Gallbladder ultrasounds are used to evaluate the following medical conditions:
1. Gallstones: When bile is stored in the gallbladder, significant amounts of cholesterol, bile salts, or bilirubin can cause hardens into stone-like material, gallstones. Bile is stored in the gallbladder and secreted through bile ducts in order to aid in fat digestion. Risk factors include being a female in her forty’s, fair-haired, obese, diabetic, and pregnant. Rapid weight loss, fasting, cholesterol-lowering drugs, and age over 60 can increase the risk of having gallstones. Gallstones are varied in size and number. The majority of patients are asymptomatic, or they can present with abdominal right upper quadrant pain, nausea, vomiting, fever, chills, Jaundice, abdominal bloating, right shoulder pain, pain in the back between the shoulder blades. Ultrasound has high sensitivity in detecting gallstones.
2. Cholecystitis: Cholecystitis can be acute or chronic. Acute cholecystitis is the inflammation of the gallbladder, usually due to a gallstone obstructing the cystic duct. In 90% of the patients, it’s due to the presence of gallstones. However, it can also occur without gallstones and that is “acute a-calculous cholecystitis”. Symptoms include upper quadrant pain, fever, chills, nausea, and vomiting. Chronic cholecystitis is caused by repeated attacks of acute cholecystitis.
3. Choledocholithiasis: Choledocholithiasis is the presence of stones in the common bile duct (CBD). It develops in around 20% of patients that have stones in their gallbladder. Patients may be asymptomatic or present with pain and jaundice due to obstruction of bile from the liver.
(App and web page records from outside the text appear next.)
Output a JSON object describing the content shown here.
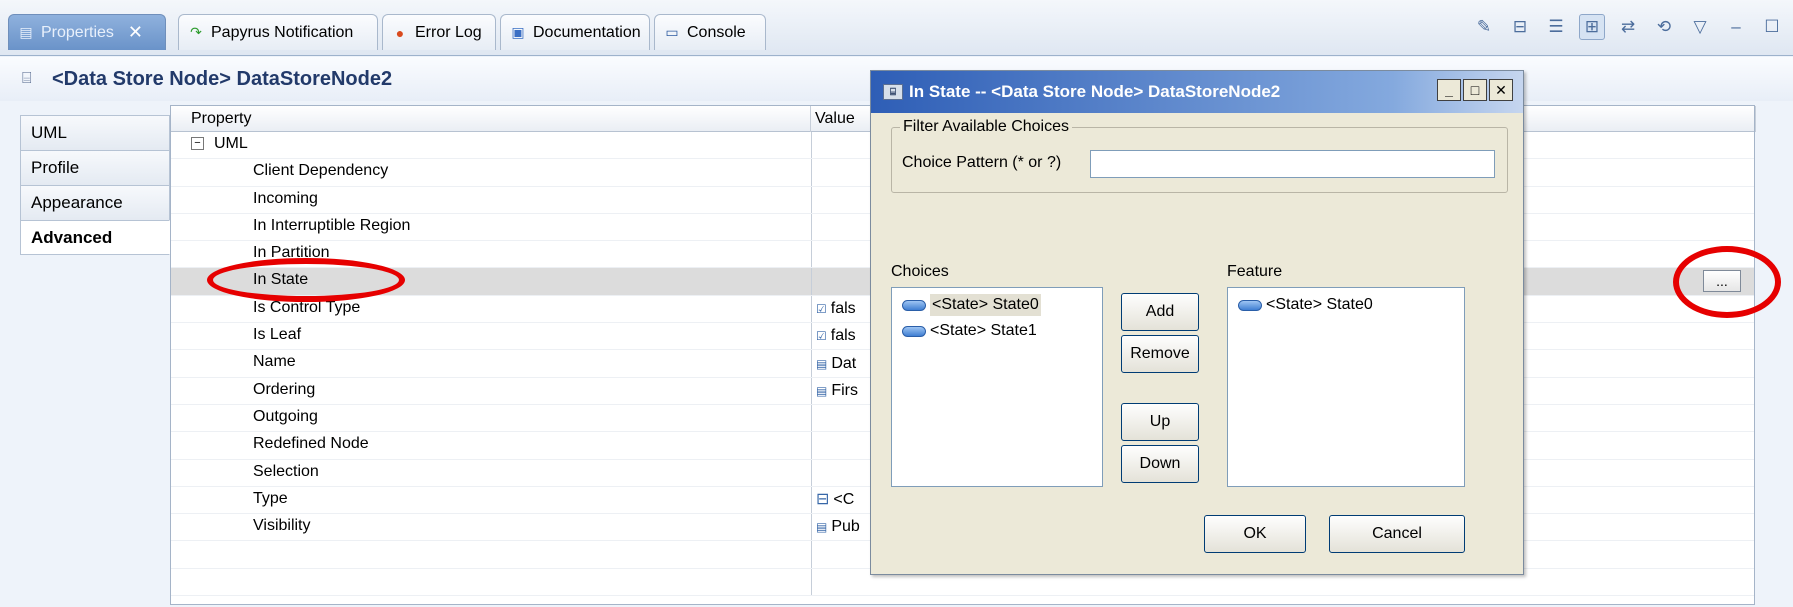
{
  "tabs": [
    {
      "label": "Properties",
      "icon": "properties-icon",
      "active": true
    },
    {
      "label": "Papyrus Notification",
      "icon": "papyrus-icon"
    },
    {
      "label": "Error Log",
      "icon": "error-log-icon"
    },
    {
      "label": "Documentation",
      "icon": "documentation-icon"
    },
    {
      "label": "Console",
      "icon": "console-icon"
    }
  ],
  "page_title": "<Data Store Node> DataStoreNode2",
  "categories": [
    "UML",
    "Profile",
    "Appearance",
    "Advanced"
  ],
  "active_category": "Advanced",
  "table": {
    "headers": {
      "property": "Property",
      "value": "Value"
    },
    "group": "UML",
    "rows": [
      {
        "property": "Client Dependency",
        "value": ""
      },
      {
        "property": "Incoming",
        "value": ""
      },
      {
        "property": "In Interruptible Region",
        "value": ""
      },
      {
        "property": "In Partition",
        "value": ""
      },
      {
        "property": "In State",
        "value": "",
        "selected": true
      },
      {
        "property": "Is Control Type",
        "value": "fals"
      },
      {
        "property": "Is Leaf",
        "value": "fals"
      },
      {
        "property": "Name",
        "value": "Dat"
      },
      {
        "property": "Ordering",
        "value": "Firs"
      },
      {
        "property": "Outgoing",
        "value": ""
      },
      {
        "property": "Redefined Node",
        "value": ""
      },
      {
        "property": "Selection",
        "value": ""
      },
      {
        "property": "Type",
        "value": "<C"
      },
      {
        "property": "Visibility",
        "value": "Pub"
      }
    ],
    "ellipsis_label": "..."
  },
  "dialog": {
    "title": "In State -- <Data Store Node> DataStoreNode2",
    "filter_legend": "Filter Available Choices",
    "pattern_label": "Choice Pattern (* or ?)",
    "pattern_value": "",
    "choices_label": "Choices",
    "feature_label": "Feature",
    "choices": [
      "<State> State0",
      "<State> State1"
    ],
    "features": [
      "<State> State0"
    ],
    "buttons": {
      "add": "Add",
      "remove": "Remove",
      "up": "Up",
      "down": "Down",
      "ok": "OK",
      "cancel": "Cancel"
    },
    "window_buttons": {
      "minimize": "_",
      "maximize": "□",
      "close": "✕"
    }
  },
  "highlight_color": "#e60000"
}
4. Biliary Sludge: Gallbladder sludge develops when bile sits in the gallbladder for a long period of time. Mucus within the gallbladder combines with cholesterol and calcium creating a sludge. Patients usually experience right upper quadrant pain, and some can be asymptomatic.
5. Gallbladder Polyp: Polyps are abnormal growths that protrude from the lining inside the gallbladder. They are common, seen in around 8% of the population. Patients either present with pain like the pain of gallstones or they are asymptomatic. The majority of polyps are benign. However, larger polyps that measure more than 10 mm are most probably malignant.
6. Gallbladder Adenomyomatosis: Adenomyomatosis is a common benign gallbladder wall pathology that accounts for 40% of benign gallbladder lesions. It is caused by hyperplastic changes in the gallbladder wall causing thickening and formation of cystic spaces. Most patients are asymptomatic; however, it is commonly associated with gallstones.
7. Gallbladder cancer: Cancer of the gallbladder is rare and mainly occurs in older patients. In most patients, it is associated with gallstones and a history of cholecystitis. In the earlier stages, it might be asymptomatic, later on, patients present with right upper quadrant pain, a mass, and jaundice.
8. Porcelain gallbladder: This is a condition where the gallbladder wall is calcified. It is rare and the cause is unknown. However, it is commonly associated with gallstones and may represent a form of cholecystitis.